Israeli Company Sued Over Cruelty to Kosher Animals


kosher animals

This is when kosher is anything but.

Israeli-based Adom Adom (very red) is a top quality brand of beef, that is supplied its beef from, among other places, the Beit She’an slaughterhouse. A December, 6, 2012 exposé on Israeli TV revealed some not-so-kosher treatment of animals in the Beit She’an slaughterhouse. Now, a group of consumers, headed by Ruth Kolian, are filing a class-action suit against Tnuva Central Cooperative (who controls the slaughterhouse), for consumer anguish.

The footage was shown on the Colbotech show and revealed the following:

  • Calves were beaten and shocked to urge them to continue marching toward their slaughtering. Those that had trouble walking were continuously shocked in the head and testicles. If the calves still did not move, they were dragged by forklifts, rather than killed on the spot (as law demands)

  • Lambs were beaten on their heads with a pipe and dragged on the ground by their legs

  • To make matters worse, workers were documented stepping on the lambs, and throwing them in the air, catching them by the lambs’ mouths


The lawsuit, for $55 million, calls out to “any person who has purchased … over the seven year period prior to the filing of this appeal, meat products produced by the brand ‘Adom Adom,’ and who, because of watching the investigation on Colbotech … has suffered emotional anguish and damage to their private autonomy.”

An Israeli court is determining whether there’s merit to the suit. The issue is not the mistreatment of the animals, but whether the treatment justifies monetary compensation.

Truvia argues that the group pushing forward with the lawsuit (Anonymous for Animal Rights) cannot be considered a cheated consumer since the group is the entity that exposed the violations, in the hopes of getting the plant closed down.

It’s worth noting that in many cases, the meat coming from this particular slaughterhouse has already been deemed as treif (non-kosher) because of bone fractures and other imperfections.
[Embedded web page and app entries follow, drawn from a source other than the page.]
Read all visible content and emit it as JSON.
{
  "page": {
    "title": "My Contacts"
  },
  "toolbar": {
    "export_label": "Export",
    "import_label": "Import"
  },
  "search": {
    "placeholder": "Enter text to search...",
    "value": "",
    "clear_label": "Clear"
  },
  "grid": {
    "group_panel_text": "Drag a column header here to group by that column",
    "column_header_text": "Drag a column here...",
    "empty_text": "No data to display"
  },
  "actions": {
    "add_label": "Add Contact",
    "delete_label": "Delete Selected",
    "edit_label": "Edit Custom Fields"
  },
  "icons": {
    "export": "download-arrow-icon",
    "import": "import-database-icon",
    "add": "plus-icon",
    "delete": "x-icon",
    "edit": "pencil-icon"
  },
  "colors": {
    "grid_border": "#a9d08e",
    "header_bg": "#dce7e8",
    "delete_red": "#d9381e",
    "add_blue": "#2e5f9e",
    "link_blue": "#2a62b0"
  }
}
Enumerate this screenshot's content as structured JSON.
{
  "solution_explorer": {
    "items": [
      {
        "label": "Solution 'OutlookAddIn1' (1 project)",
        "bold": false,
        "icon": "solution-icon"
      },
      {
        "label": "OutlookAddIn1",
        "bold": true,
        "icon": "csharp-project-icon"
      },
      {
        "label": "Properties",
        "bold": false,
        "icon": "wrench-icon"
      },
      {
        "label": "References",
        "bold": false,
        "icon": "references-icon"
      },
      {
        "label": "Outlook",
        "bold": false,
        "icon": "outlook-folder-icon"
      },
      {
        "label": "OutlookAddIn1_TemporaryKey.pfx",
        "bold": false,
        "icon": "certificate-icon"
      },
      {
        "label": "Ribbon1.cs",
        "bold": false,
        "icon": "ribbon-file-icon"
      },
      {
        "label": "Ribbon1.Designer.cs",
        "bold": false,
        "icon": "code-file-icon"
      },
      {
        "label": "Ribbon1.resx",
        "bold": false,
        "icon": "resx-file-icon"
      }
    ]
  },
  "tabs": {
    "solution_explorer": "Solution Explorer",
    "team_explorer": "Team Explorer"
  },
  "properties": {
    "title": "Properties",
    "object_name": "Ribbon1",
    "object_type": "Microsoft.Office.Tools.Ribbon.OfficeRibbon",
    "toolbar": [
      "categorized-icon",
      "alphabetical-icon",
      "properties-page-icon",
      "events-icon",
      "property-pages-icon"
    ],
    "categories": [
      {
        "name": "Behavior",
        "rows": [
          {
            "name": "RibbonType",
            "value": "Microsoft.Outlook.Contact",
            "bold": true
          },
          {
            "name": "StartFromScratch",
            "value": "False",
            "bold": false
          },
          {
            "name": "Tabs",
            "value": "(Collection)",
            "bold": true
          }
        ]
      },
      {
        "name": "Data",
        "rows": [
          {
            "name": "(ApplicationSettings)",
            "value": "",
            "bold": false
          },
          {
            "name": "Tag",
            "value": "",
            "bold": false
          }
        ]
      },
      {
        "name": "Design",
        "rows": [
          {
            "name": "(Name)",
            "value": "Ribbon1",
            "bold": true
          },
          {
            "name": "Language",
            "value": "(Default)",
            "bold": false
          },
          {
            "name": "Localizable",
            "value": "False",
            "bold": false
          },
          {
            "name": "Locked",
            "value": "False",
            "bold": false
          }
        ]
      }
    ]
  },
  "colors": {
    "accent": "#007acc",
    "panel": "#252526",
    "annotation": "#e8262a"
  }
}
Kosher foods must conform to the rules of kashrut (Jewish dietary laws). There are many factors that decide whether a food is kosher or treif. Some examples are:

A food is non-kosher if it includes ingredients derived from a non-kosher animal, or from kosher animals not slaughtered properly. Food is also deemed as non-kosher if non-kosher utensils or machinery were used at anytime.

Traditional Jewish thought follows the belief that animals must be killed by a single cut across the throat (at an exact depth and location) so that the animal bleeds to death without unnecessary suffering. Many animal activists say that this method doesn’t guarantee that the animal will lose consciousness immediately, thus unneeded suffering can happen.

A shochet usually oversees the slaughter to ensure it’s in line with kosher rules.